This was no disaster relief operation. In Kosovo providing relief from suffering meant intervention to stop mass killings. While traditional relief aid was offered by UN agencies, the International Red Cross, and nongovernmental organizations, an additional goal of the operation was the protection of civilians, not only Kosovar Albanians but also Serbs who faced vengeful reprisals. Getting in, restoring "normal" life, and getting out was not a viable option. As in Somalia, it was clear that humanitarian intervention had to be followed by peacekeeping, which in UN practice had come to mean efforts to maintain cease-fires while remaining neutral between warring parties. British, French, and U.S. troops were chosen for the purpose. In 2001, forty thousand NATO troops remained in Kosovo and in Macedonia, where ethnic tensions threatened to create a new humanitarian emergency.
Rwanda gained international attention in the spring and summer of 1994. Presidents Juvenal Habyarimana of Rwanda and Cyprien Ntaryamira of Burundi were killed when their plane was shot down, an incident followed by terrible slaughter in a competition for power fueled by ethnic rivalry between rival Hutus and Tutsis. The Rwanda Patriotic Front moved through the countryside, murdering civilians, mostly Tutsis, as they went. UN forces in the country left, having no mandate to intervene. Some human rights organizations called for international action to stop the massacres, which resulted in over half a million dead. French forces created a safe zone in southern Rwanda, but that was the extent of international intervention. As over 800,000 Rwandan refugees fled to neighboring Zaire, American and other relief organizations swung into high gear, offering typical relief assistance. Cholera swept through refugee camps and shortages of supplies plagued the relief effort. Some criticized the relief community for failing to do more, expressing confusion over the roles and responsibilities of the relief community. Should the relief network do something to stop the genocide, to relieve suffering under dangerous conditions, to use its cumulative voice in the international community to explain the political sources of the violence?
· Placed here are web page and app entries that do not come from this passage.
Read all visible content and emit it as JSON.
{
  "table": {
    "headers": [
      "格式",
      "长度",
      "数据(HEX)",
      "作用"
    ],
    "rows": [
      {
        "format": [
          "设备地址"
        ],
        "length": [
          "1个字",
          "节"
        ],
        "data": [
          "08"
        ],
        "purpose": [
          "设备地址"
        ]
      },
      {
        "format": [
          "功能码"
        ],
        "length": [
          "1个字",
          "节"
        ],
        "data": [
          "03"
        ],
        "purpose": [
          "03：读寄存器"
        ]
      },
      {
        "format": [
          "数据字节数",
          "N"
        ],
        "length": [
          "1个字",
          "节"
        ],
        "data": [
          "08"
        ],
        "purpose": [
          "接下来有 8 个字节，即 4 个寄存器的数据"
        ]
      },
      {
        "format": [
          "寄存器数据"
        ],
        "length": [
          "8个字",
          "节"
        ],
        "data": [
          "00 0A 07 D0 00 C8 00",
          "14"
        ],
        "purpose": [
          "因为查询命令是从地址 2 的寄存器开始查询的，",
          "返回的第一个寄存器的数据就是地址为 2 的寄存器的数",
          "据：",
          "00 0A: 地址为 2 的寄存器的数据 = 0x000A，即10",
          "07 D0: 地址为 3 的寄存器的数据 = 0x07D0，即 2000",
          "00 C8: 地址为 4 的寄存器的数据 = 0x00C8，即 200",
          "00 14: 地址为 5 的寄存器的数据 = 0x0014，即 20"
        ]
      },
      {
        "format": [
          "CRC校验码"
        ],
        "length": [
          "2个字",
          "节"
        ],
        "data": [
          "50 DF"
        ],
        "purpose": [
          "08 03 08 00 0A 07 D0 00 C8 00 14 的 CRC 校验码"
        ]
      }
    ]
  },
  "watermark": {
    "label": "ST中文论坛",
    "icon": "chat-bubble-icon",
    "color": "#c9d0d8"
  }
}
The decision by the United States not to intervene disappointed even some critics of intervention, who could agree with interventionists on stopping genocide. Charges of racism and inconsistency in American foreign policy were made.